“The grace of God has appeared, saving all
and training us to reject godless ways and worldly desires
and to live temperately, justly, and devoutly in this age,
as we await the blessed hope,
the appearance of the glory of our great God
and savior Jesus Christ, who gave himself for us to deliver us from all lawlessness
and to cleanse for himself a people as his own,
eager to do what is good.”
“A thrill of hope the weary soul rejoices
For yonder breaks a new and glorious morn!”
Usually, when we speak of hope we express uncertainty. We wish for something, but not necessarily with any confidence. “I hope I win the lottery,” is a typical way of speaking of hope.
But the “thrill of hope” the song names is certain.
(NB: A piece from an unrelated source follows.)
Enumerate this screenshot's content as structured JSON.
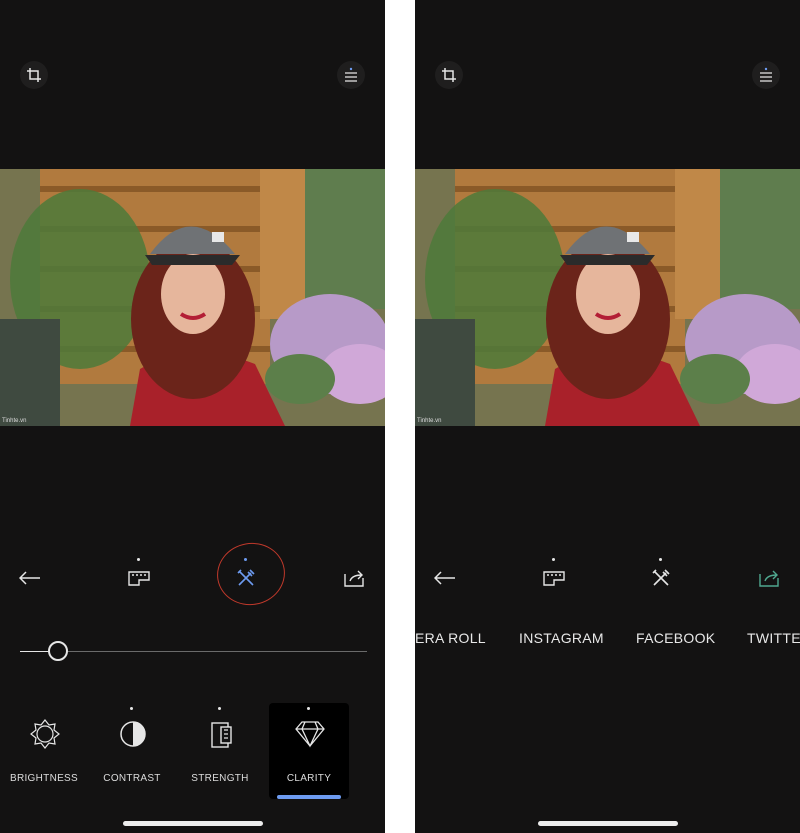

It is about seeing Jesus and knowing that with Him things are different for me, for other people, and especially for our future. We have a new identity, a new mission in life, and a new destiny. As God reveals through the Prophet Isaiah (9:1-3):
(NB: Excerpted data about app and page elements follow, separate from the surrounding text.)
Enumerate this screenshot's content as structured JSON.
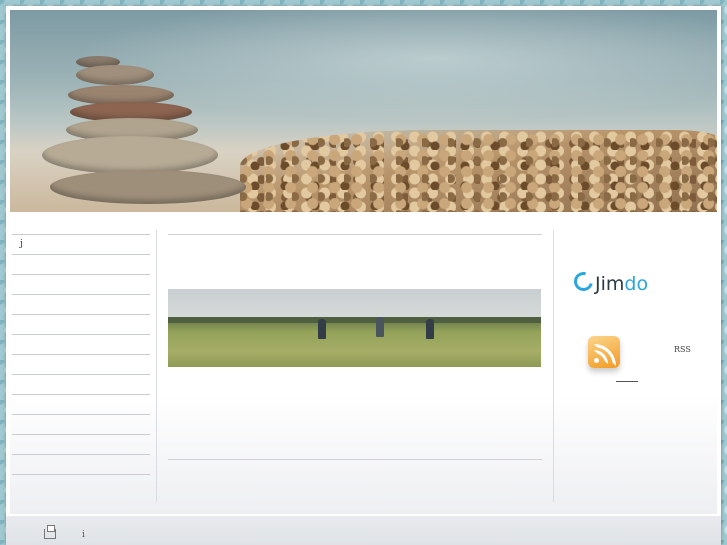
{
  "sidebar": {
    "items": [
      {
        "label": "j"
      },
      {
        "label": ""
      },
      {
        "label": ""
      },
      {
        "label": ""
      },
      {
        "label": ""
      },
      {
        "label": ""
      },
      {
        "label": ""
      },
      {
        "label": ""
      },
      {
        "label": ""
      },
      {
        "label": ""
      },
      {
        "label": ""
      },
      {
        "label": ""
      }
    ]
  },
  "right": {
    "jimdo_left": "Jim",
    "jimdo_right": "do",
    "rss_label": "RSS"
  },
  "footer": {
    "separator": "i"
  },
  "colors": {
    "jimdo_blue": "#2aa7de",
    "rss_orange": "#f29a24"
  }
}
“The people who walked in darkness
have seen a great light;
upon those who dwelt in the land of gloom
a light has shone.
You have brought them abundant joy
and great rejoicing,
For the yoke that burdened them,
the pole on their shoulder,
and the rod of their taskmaster
you have smashed.”
Our slavery to sin is ended. We are free, truly free. And the freedom God gives us to know Him, to do His will, and to achieve the destiny He has prepared for us and that He has prepared us for is a most tremendous Christmas gift.
“Fall on your knees
Oh hear the angel voices
Oh night divine
Oh night when Christ was born”
Blessed Solanus Casey tells us that “Gratitude is the first sign of a thinking, rational creature.” The word “Eucharist” means “thanksgiving,” and so there is nothing better we could do to celebrate the Birth of Jesus than to “fall on our knees" at Holy Mass, where Jesus becomes as present to us on the altars of our parish churches as He was in the manger at Bethlehem.
What a blessing it is for us to be together at Christmas Mass and to join the angels in singing, “Glory to God in the highest and on earth peace to those on whom his favor rests” (Luke 2:14), and “Holy, holy, holy, Lord God of hosts. Blessed is he who comes in the name of the Lord.”
O come, let us adore Him. Merry Christmas.
Fr. Charles Fox is vice rector and dean of seminarian formation at Sacred Heart Major Seminary in Detroit. He holds an S.T.D. in dogmatic theology from the Pontifical University of St. Thomas Aquinas (Angelicum), Rome.